Women's swimming and diving: The Big Red posted its third-highest score in program history at the Ivy League Championships, finishing eighth with 630.5 points. Freshman Meredith Drummond set program records in the 200-meter breaststroke (2 minutes, 15.01 seconds), 400-meter individual medley (4:21.55) and 200-meter individual medley (2:03.55).
Men's polo: The Big Red advanced to the national semifinals before being eliminated, 28-10, by two-time national champion Virginia. Cornell finished the season 11-8, advancing to the semifinals by defeating Southern Methodist in the quarterfinals to avenge a loss earlier in the season.
Women's polo: The Big Red advanced to the national championship for the second straight year, finishing as runner-up to Virginia. Cornell finished the season 13-6, earning its 11th Northeast Region title in the last 14 years.
Equestrian: The Big Red won the regional championship for the second consecutive season, and senior Bronwyn Scrivens won the program's first Cacchione Cup for top rider in the region. Cornell captured five titles at the regional championships and four reserve titles en route to a second-place team finish at the Ivy League Show. Scrivens and freshman Georgiana de Rham will compete at the Intercollegiate Horse Show Association Nationals in May.

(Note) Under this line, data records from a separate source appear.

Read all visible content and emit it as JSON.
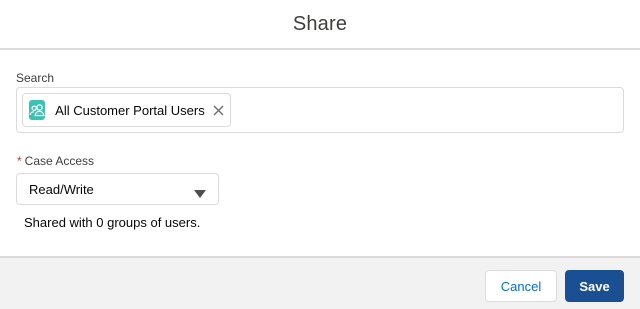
{
  "modal": {
    "title": "Share"
  },
  "search": {
    "label": "Search",
    "selected_pill": {
      "label": "All Customer Portal Users",
      "icon": "users-group-icon"
    }
  },
  "case_access": {
    "required_marker": "*",
    "label": "Case Access",
    "selected_value": "Read/Write"
  },
  "shared_summary": "Shared with 0 groups of users.",
  "footer": {
    "cancel_label": "Cancel",
    "save_label": "Save"
  },
  "colors": {
    "brand_button": "#1a4f93",
    "link_blue": "#0070d2",
    "pill_icon_bg": "#3cc2b3",
    "required_red": "#c23934",
    "footer_bg": "#f3f2f2"
  }
}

Women's indoor track and field: The Big Red finished strong, placing second at the Heptagonal Championships in Barton Hall. Falling to Columbia by just 21 points, Cornell student-athletes won the 60-meter dash, the shot put and the 4-by-400 relay. One week later at the ECAC Championships, the Big Red became the first Ivy League team ever to win. Cornell overcame a later deficit in the final three events to claim first place.
Men's indoor track and field: The Big Red had a terrific season, placing second at the Indoor Heptagonal Championships held in Barton Hall. Cornell was just eight points behind first-place Princeton, but the team did rack up three event wins and nine runner-up showings. The next week at the IC4A championships, Cornell won five events and claimed first place in the 40-plus team field. Montez Blair (high jump) and Stephen Mozia (shot put) were good enough throughout the year to qualify for the NCAA Championships in Boise, Idaho.
Fencing: Sophomore Christine McIntosh finished 18th in foil at the NCAA championships and was honored with the NCAA Elite 89 Award, which is presented to the student-athlete with the highest cumulative grade-point average participating at the NCAA finals. Sophomore April Whitney finished 14th nationally, and the Big Red finished 13th as a team. Three Big Red fencers also finished in the top 10 at NCAA Regionals -- Whitney (third), McIntosh (sixth) and Rebecca Hirschfeld (tenth).
Gymnastics: The Big Red had a strong showing at the USA Gymnastics national championships, with three All-America efforts. Senior Melanie Standridge finished second on the beam, junior McKenna Archer took third on the vault, and sophomore Melanie Jorgensen tied for seventh on the bars. Senior Tiffany Chen and junior Sarah Hein were all second-team All-Americans in the vault. Standridge also won the ECAC title on beam, and the Big Red finished fourth at the event as a team.